Transformational leadership – a leadership style which focuses on improvement and is particularly applicable to situations which require change, as it employs strategies including goal setting, planning and incentives. There is a strong emphasis on personal and professional development in addition to team building and collaboration between staff (Bales, 2019).

Instructional leadership – a leadership style which centres on the principal and their team but also draws on other key staff and community members to aid with decision making. While directing ‘from the top’, staff are given the opportunity to develop best practise (Bales, 2019).

Inspirational leadership – a leadership style in which the leader aims to empower and enable their followers through accepting and encouraging everyone on an individual basis (Smith, 2016, p. 69).

Which leadership style is most effective within a school context?

As I was reading about the leadership styles named above and considering my current leader, I found it difficult to pinpoint exactly which style she drew from. According to Smith (2016), this is actually a positive thing. Smith (2016, p. 75) surmises that employing strategies from transformational, transactional, inspirational and instructional leadership styles to create an integrated leadership model is important in order to build a strong school culture and have a positive impact on student achievement. While I don’t believe it is possible for everyone to be happy all of the time, there is certainly a strong learning culture within the school at which I am employed. Professional learning is encouraged and ‘thinking outside the box’ is supported in my workplace as per the inspirational leadership style. At the same time, there are certainly some transactional leadership strategies being used to ensure that tasks such as data entry continue to be carried out on time.


Bales, J. (2019). ETL504, Module 2.2, Leadership theories, Class notes. Retrieved from School of Information Studies, Charles Sturt University, website:

Smith, B. (2016). The role of leadership style in creating a great schoolSELU Research Review Journal, 1(1), 65-78. Retrieved from


ETL 504 – Initial thoughts

After reading Liz’s blog post, I thought I would just pop down some of my own ideas about the subject – ETL504 – Teacher Librarian as a Leader. As I commented on Liz’s post, when you have no experience with a particular topic, idea etc. it can be easy to form your ideas and opinions based on what is being presented to you. In this case, I am engaging in a subject called Teacher Librarian as a Leader, so my first response was to go ahead and assume that teacher librarians are leaders. However, reading Liz’s blog prompted me to ponder over this a little and consider what I have observed of Teacher Librarian’s, since I haven’t worked as one as yet.
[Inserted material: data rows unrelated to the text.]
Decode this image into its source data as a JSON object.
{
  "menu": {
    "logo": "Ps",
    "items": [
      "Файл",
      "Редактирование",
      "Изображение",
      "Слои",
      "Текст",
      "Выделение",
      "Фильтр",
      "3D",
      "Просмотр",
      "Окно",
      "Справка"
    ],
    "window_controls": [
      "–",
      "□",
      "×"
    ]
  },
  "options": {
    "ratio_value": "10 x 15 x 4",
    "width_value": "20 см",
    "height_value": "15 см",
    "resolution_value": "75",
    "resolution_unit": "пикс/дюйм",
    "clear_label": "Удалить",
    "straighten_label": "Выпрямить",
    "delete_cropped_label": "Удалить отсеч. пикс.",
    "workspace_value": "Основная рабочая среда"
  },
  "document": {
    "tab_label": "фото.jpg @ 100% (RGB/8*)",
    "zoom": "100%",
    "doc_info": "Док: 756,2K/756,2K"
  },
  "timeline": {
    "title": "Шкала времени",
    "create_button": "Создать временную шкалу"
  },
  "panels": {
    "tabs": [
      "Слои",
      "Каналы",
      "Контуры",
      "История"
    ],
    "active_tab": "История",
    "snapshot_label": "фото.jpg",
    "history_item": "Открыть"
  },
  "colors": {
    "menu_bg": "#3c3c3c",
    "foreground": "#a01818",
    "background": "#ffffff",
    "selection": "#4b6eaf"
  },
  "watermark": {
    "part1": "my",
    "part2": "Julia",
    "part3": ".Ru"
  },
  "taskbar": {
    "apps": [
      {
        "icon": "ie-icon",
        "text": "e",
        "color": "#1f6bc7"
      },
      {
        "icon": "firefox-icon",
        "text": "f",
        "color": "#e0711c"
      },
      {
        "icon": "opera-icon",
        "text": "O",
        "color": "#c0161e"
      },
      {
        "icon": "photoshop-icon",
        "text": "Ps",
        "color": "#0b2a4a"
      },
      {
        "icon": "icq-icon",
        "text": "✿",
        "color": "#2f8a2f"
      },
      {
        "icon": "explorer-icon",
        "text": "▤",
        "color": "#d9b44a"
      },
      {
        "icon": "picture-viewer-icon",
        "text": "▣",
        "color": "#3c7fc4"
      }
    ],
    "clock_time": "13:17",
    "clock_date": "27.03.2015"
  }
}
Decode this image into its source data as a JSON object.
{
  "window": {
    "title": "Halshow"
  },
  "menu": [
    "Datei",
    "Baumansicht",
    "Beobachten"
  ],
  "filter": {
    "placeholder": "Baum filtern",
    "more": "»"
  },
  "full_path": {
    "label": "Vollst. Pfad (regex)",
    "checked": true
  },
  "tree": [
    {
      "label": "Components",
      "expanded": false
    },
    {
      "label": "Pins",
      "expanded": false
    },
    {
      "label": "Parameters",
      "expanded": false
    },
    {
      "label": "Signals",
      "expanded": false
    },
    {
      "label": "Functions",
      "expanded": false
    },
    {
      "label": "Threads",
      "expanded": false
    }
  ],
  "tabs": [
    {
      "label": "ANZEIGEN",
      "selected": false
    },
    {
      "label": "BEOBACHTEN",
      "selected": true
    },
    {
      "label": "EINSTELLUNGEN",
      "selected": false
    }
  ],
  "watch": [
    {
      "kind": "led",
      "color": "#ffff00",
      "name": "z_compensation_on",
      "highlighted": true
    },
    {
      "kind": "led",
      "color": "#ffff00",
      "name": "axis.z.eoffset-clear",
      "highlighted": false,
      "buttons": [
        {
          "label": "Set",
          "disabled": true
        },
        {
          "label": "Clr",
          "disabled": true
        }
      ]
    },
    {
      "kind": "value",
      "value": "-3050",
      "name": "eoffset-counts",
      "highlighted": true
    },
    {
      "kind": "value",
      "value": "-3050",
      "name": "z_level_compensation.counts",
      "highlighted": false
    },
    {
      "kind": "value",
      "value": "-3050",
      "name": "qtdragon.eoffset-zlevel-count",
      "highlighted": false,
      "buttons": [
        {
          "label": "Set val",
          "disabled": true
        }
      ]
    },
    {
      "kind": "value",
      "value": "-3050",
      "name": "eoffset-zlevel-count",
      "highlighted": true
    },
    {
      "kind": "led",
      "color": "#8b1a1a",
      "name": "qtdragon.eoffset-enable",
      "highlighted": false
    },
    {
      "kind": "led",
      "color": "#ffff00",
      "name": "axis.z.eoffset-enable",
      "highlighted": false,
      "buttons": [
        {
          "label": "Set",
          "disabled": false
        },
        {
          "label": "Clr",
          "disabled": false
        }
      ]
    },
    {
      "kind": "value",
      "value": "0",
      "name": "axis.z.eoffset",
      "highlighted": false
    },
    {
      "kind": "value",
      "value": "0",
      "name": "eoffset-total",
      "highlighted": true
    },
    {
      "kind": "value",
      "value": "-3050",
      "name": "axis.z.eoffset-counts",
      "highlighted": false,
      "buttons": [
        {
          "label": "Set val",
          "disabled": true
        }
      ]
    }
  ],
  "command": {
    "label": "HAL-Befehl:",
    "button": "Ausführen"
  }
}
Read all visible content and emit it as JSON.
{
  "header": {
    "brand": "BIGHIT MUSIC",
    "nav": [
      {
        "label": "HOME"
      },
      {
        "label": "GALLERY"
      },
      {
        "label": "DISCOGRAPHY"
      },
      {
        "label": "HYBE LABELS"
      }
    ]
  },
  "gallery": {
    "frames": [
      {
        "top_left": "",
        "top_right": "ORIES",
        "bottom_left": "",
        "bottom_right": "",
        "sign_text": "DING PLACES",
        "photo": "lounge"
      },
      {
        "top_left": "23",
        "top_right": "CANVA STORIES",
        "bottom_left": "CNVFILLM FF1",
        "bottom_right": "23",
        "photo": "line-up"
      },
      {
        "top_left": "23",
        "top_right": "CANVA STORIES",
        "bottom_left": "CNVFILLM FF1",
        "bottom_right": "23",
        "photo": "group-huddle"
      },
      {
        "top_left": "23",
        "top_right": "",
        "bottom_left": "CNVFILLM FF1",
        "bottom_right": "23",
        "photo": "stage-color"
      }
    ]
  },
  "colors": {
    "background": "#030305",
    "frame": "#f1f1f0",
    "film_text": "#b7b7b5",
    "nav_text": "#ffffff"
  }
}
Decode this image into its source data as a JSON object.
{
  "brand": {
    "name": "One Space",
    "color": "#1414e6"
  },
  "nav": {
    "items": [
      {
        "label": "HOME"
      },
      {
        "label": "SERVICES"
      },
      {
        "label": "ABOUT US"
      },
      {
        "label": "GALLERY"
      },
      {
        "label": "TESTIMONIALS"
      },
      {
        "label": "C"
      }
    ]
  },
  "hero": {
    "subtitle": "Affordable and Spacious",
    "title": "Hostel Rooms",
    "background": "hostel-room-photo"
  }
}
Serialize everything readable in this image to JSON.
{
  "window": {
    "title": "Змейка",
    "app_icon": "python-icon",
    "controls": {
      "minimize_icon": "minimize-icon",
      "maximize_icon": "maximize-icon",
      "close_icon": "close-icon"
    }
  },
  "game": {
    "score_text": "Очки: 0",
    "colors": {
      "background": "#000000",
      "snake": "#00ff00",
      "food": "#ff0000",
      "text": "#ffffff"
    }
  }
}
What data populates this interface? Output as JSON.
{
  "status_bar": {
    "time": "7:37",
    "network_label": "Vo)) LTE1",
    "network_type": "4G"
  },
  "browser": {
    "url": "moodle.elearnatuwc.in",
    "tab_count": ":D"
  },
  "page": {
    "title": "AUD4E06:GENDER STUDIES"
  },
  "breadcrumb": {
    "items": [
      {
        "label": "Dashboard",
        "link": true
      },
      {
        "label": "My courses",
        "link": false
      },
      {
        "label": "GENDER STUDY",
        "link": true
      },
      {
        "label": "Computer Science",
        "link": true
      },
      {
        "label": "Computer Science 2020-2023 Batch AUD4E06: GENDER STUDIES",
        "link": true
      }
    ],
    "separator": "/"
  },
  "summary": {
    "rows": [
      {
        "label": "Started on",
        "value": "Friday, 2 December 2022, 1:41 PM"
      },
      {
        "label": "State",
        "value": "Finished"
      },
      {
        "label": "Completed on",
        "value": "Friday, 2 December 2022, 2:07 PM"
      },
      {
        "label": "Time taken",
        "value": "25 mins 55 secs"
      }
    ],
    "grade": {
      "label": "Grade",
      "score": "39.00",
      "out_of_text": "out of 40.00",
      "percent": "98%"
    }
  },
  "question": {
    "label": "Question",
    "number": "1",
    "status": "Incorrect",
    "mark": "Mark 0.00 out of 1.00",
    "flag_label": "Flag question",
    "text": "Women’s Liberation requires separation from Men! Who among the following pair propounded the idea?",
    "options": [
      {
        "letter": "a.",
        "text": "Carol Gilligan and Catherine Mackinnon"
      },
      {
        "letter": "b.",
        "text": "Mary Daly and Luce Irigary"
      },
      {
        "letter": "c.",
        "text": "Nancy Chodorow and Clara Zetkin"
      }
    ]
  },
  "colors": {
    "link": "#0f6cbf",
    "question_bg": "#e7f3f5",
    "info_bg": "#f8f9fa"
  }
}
Do I think librarians are leaders? In ETL503 and ETL401, I learnt about the importance of advocating for the role of the teacher librarian. I really hadn’t considered a librarian to be a leader before I undertook these subjects. My experience of teacher librarians suggests that they are not leaders, at least not in the schools that I have worked in. However, if we can embrace the task of advocating for our role as a TL, and embrace the opportunity to showcase and share our skills to others, perhaps we might just be recognised as leaders within our school.

I am curious to learn more about how the TL can be a leader within his/her school. While again, I have not practical or theoretical knowledge of this topic, I am confident that I will complete this subject, just like I did in my previous subjects, armed with an array of new knowledge, awareness and skills to help me move successfully and confidently into my new career as a teacher librarian.